Download the Introduction for FREE here. To order the hardback or e-book, visit www.cambridge.org/9781108836548 and enter the promo code PAILEY20 at checkout for a 20% discount!

Headshot image courtesy of Doris Okenwa, Ph.D.


Robtel Neajai Pailey is Assistant Professor in International Social and Public Policy at the London School of Economics and Political Science. A Liberian scholar-activist working at the intersection of Critical Development Studies, Critical African Studies and Critical Race Studies, she centres her research on how structural transformation is conceived and contested by local, national and transnational actors from ‘crisis’-affected regions of the so-called Global South.
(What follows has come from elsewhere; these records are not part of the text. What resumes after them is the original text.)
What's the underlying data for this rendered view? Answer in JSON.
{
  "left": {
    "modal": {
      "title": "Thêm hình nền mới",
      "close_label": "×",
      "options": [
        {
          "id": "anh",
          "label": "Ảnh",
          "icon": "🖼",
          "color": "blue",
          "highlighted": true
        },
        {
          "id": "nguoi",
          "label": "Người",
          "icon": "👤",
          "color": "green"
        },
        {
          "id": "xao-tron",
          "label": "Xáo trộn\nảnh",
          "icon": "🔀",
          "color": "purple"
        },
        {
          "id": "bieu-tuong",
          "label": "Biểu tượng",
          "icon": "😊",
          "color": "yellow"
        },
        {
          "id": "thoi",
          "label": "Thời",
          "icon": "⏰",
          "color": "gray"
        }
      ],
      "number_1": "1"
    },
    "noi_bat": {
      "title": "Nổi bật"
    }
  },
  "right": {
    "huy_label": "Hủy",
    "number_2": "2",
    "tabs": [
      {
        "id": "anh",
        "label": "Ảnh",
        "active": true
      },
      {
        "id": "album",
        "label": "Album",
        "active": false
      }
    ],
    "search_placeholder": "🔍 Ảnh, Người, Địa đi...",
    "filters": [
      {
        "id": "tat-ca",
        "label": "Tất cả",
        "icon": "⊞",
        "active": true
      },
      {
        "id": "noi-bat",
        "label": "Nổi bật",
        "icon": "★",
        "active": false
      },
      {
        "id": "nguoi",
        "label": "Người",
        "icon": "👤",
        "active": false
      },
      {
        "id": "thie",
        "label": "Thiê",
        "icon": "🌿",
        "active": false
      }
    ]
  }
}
Robtel’s current project, Africa’s ‘Negro’ Republics, examines how slavery, colonialism and neoliberalism in the 19th, 20th and 21st centuries, respectively, have shaped the adoption and maintenance of constitutional clauses barring non-blacks from obtaining citizenship in Liberia and Sierra Leone.

Personal website: https://www.robtelneajaipailey.com/
Twitter: @RobtelNeajai


July 14, 2021
12:00 pm - 1:00 pm